■ GOAL OF THE EXERCISE
Restate the entries below word for word, omitting nothing.

Excerpts from a dataset:
________________
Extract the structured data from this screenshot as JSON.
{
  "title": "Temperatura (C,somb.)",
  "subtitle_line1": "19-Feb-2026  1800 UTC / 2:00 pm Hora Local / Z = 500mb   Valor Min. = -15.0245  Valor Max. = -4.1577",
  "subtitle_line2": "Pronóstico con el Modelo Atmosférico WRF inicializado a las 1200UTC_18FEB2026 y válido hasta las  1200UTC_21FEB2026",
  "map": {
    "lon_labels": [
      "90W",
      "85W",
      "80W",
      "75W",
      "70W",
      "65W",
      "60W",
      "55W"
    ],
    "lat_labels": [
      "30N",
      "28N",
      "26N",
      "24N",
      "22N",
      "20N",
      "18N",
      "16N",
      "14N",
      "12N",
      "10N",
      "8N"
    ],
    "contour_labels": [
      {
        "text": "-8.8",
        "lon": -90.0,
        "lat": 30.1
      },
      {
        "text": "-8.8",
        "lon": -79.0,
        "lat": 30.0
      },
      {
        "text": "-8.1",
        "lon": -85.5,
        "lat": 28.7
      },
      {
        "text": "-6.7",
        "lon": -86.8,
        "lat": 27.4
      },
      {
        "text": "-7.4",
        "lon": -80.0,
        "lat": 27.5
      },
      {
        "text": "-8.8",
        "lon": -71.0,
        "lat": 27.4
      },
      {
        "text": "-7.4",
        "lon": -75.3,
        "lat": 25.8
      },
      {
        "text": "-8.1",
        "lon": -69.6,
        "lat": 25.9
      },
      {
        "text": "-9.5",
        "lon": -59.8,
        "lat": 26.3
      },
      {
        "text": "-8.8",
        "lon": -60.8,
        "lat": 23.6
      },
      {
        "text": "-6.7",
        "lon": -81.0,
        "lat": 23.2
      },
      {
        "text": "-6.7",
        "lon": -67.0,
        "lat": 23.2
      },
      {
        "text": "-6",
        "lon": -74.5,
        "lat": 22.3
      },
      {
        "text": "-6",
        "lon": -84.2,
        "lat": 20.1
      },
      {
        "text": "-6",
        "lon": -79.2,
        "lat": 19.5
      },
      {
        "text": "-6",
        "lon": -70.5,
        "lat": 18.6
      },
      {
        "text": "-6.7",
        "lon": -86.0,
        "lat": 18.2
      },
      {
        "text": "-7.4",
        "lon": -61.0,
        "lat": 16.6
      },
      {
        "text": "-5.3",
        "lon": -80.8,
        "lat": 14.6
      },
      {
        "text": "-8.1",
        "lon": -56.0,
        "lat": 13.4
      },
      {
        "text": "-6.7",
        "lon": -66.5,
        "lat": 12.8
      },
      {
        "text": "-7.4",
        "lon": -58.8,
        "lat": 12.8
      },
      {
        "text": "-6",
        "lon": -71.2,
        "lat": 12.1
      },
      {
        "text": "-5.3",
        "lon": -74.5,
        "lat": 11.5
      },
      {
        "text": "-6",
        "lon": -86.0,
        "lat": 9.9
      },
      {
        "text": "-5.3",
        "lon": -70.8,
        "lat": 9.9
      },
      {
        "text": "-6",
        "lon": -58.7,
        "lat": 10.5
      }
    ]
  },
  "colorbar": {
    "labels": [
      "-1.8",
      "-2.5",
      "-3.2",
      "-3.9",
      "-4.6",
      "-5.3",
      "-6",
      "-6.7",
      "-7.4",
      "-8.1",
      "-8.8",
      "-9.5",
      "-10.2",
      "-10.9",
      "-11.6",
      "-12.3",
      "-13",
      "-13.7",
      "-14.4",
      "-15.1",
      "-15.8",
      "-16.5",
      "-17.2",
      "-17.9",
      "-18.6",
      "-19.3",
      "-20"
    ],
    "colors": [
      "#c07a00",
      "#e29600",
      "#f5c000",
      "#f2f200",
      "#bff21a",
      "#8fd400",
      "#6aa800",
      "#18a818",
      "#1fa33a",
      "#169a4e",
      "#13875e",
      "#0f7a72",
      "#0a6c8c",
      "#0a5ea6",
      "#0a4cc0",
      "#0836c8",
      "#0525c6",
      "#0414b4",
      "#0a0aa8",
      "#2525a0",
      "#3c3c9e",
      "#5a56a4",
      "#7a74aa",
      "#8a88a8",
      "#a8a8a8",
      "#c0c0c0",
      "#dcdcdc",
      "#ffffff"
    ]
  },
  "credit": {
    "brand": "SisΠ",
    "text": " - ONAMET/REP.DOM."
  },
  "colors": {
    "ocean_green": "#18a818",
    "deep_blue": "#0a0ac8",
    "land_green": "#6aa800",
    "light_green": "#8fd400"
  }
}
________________
■ SOLUTION TO THIS PROBLEM
Extract the structured data from this screenshot as JSON.
{
  "title": "Temperatura (C,somb.)",
  "subtitle_line1": "19-Feb-2026  1800 UTC / 2:00 pm Hora Local / Z = 500mb   Valor Min. = -15.0245  Valor Max. = -4.1577",
  "subtitle_line2": "Pronóstico con el Modelo Atmosférico WRF inicializado a las 1200UTC_18FEB2026 y válido hasta las  1200UTC_21FEB2026",
  "map": {
    "lon_labels": [
      "90W",
      "85W",
      "80W",
      "75W",
      "70W",
      "65W",
      "60W",
      "55W"
    ],
    "lat_labels": [
      "30N",
      "28N",
      "26N",
      "24N",
      "22N",
      "20N",
      "18N",
      "16N",
      "14N",
      "12N",
      "10N",
      "8N"
    ],
    "contour_labels": [
      {
        "text": "-8.8",
        "lon": -90.0,
        "lat": 30.1
      },
      {
        "text": "-8.8",
        "lon": -79.0,
        "lat": 30.0
      },
      {
        "text": "-8.1",
        "lon": -85.5,
        "lat": 28.7
      },
      {
        "text": "-6.7",
        "lon": -86.8,
        "lat": 27.4
      },
      {
        "text": "-7.4",
        "lon": -80.0,
        "lat": 27.5
      },
      {
        "text": "-8.8",
        "lon": -71.0,
        "lat": 27.4
      },
      {
        "text": "-7.4",
        "lon": -75.3,
        "lat": 25.8
      },
      {
        "text": "-8.1",
        "lon": -69.6,
        "lat": 25.9
      },
      {
        "text": "-9.5",
        "lon": -59.8,
        "lat": 26.3
      },
      {
        "text": "-8.8",
        "lon": -60.8,
        "lat": 23.6
      },
      {
        "text": "-6.7",
        "lon": -81.0,
        "lat": 23.2
      },
      {
        "text": "-6.7",
        "lon": -67.0,
        "lat": 23.2
      },
      {
        "text": "-6",
        "lon": -74.5,
        "lat": 22.3
      },
      {
        "text": "-6",
        "lon": -84.2,
        "lat": 20.1
      },
      {
        "text": "-6",
        "lon": -79.2,
        "lat": 19.5
      },
      {
        "text": "-6",
        "lon": -70.5,
        "lat": 18.6
      },
      {
        "text": "-6.7",
        "lon": -86.0,
        "lat": 18.2
      },
      {
        "text": "-7.4",
        "lon": -61.0,
        "lat": 16.6
      },
      {
        "text": "-5.3",
        "lon": -80.8,
        "lat": 14.6
      },
      {
        "text": "-8.1",
        "lon": -56.0,
        "lat": 13.4
      },
      {
        "text": "-6.7",
        "lon": -66.5,
        "lat": 12.8
      },
      {
        "text": "-7.4",
        "lon": -58.8,
        "lat": 12.8
      },
      {
        "text": "-6",
        "lon": -71.2,
        "lat": 12.1
      },
      {
        "text": "-5.3",
        "lon": -74.5,
        "lat": 11.5
      },
      {
        "text": "-6",
        "lon": -86.0,
        "lat": 9.9
      },
      {
        "text": "-5.3",
        "lon": -70.8,
        "lat": 9.9
      },
      {
        "text": "-6",
        "lon": -58.7,
        "lat": 10.5
      }
    ]
  },
  "colorbar": {
    "labels": [
      "-1.8",
      "-2.5",
      "-3.2",
      "-3.9",
      "-4.6",
      "-5.3",
      "-6",
      "-6.7",
      "-7.4",
      "-8.1",
      "-8.8",
      "-9.5",
      "-10.2",
      "-10.9",
      "-11.6",
      "-12.3",
      "-13",
      "-13.7",
      "-14.4",
      "-15.1",
      "-15.8",
      "-16.5",
      "-17.2",
      "-17.9",
      "-18.6",
      "-19.3",
      "-20"
    ],
    "colors": [
      "#c07a00",
      "#e29600",
      "#f5c000",
      "#f2f200",
      "#bff21a",
      "#8fd400",
      "#6aa800",
      "#18a818",
      "#1fa33a",
      "#169a4e",
      "#13875e",
      "#0f7a72",
      "#0a6c8c",
      "#0a5ea6",
      "#0a4cc0",
      "#0836c8",
      "#0525c6",
      "#0414b4",
      "#0a0aa8",
      "#2525a0",
      "#3c3c9e",
      "#5a56a4",
      "#7a74aa",
      "#8a88a8",
      "#a8a8a8",
      "#c0c0c0",
      "#dcdcdc",
      "#ffffff"
    ]
  },
  "credit": {
    "brand": "SisΠ",
    "text": " - ONAMET/REP.DOM."
  },
  "colors": {
    "ocean_green": "#18a818",
    "deep_blue": "#0a0ac8",
    "land_green": "#6aa800",
    "light_green": "#8fd400"
  }
}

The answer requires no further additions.